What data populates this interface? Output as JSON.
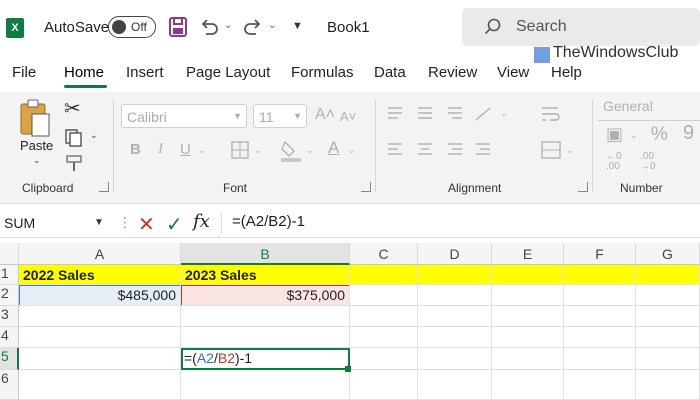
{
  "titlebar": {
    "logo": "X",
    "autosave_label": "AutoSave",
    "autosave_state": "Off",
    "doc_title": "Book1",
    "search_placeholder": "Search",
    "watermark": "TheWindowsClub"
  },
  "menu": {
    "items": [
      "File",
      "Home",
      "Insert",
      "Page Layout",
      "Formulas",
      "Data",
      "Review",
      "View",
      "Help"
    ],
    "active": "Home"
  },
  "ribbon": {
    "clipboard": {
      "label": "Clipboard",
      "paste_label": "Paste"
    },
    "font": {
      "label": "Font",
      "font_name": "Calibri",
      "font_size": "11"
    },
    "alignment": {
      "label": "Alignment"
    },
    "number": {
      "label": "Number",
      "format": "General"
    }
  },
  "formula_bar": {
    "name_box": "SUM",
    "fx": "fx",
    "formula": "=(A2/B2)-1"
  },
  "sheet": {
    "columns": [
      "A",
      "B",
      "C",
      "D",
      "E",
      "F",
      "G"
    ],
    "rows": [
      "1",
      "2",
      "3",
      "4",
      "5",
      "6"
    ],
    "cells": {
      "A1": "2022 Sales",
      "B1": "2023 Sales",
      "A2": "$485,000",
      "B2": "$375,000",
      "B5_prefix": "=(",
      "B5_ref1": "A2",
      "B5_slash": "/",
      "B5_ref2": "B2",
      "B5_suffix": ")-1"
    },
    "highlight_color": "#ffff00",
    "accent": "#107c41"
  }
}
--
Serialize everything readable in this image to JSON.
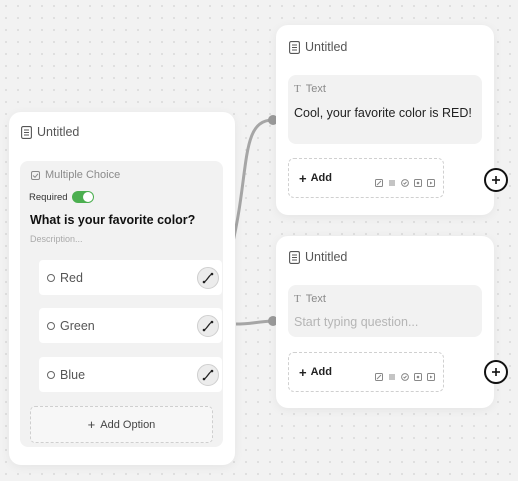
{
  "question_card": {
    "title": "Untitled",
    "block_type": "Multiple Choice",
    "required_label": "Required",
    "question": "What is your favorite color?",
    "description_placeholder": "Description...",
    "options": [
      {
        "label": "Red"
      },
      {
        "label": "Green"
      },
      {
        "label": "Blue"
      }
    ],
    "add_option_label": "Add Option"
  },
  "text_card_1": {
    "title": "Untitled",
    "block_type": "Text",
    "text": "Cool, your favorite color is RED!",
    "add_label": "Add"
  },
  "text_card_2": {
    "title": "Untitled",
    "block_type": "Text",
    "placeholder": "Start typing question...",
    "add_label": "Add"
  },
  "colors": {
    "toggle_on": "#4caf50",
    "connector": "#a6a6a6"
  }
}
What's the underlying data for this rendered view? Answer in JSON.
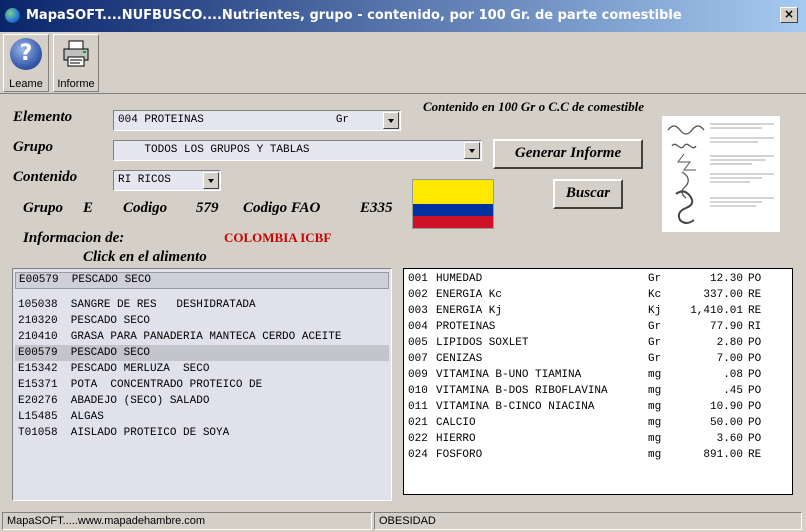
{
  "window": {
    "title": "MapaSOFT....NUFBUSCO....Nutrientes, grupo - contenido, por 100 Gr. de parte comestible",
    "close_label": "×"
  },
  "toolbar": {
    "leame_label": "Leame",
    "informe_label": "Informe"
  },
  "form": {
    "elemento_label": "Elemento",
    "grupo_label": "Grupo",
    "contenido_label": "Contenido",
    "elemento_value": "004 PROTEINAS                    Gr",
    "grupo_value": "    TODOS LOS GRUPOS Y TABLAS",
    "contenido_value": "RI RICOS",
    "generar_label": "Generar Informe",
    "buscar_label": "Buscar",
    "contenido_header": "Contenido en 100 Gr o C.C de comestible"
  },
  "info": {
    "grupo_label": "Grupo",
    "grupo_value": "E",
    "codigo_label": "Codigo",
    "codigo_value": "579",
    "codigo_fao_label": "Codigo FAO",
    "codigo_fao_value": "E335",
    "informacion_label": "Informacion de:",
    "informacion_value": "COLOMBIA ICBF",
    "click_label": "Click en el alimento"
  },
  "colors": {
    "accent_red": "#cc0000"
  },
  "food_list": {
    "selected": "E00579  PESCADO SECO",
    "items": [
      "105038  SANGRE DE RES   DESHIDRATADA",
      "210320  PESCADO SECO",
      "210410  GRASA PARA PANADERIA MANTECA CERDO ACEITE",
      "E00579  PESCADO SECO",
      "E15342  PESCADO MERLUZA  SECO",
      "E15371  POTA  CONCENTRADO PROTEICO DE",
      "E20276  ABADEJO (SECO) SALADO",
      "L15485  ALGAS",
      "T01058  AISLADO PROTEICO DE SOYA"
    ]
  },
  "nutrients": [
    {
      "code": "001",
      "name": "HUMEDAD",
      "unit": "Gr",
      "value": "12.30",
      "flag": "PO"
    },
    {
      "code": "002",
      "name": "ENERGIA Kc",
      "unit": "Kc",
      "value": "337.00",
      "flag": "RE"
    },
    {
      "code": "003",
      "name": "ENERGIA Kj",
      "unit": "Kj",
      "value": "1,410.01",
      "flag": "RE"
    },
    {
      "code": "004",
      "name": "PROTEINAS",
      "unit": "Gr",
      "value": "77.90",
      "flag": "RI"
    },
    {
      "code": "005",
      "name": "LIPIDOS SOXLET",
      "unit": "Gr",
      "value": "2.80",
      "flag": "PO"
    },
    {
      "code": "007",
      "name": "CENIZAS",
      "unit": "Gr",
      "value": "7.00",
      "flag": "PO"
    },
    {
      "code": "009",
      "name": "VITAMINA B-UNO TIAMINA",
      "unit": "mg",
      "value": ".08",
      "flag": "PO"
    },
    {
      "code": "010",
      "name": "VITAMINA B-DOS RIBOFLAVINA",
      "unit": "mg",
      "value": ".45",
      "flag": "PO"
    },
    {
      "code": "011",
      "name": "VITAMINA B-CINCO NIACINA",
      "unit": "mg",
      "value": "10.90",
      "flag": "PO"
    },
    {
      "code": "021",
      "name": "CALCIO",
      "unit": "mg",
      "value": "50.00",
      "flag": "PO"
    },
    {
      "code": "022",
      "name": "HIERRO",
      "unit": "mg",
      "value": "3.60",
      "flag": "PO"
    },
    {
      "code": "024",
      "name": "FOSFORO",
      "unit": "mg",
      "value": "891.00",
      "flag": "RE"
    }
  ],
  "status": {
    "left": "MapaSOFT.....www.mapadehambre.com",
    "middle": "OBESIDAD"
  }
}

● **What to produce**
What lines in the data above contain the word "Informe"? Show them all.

● **Solution to this problem**
    "informe_label": "Informe"
    "generar_label": "Generar Informe",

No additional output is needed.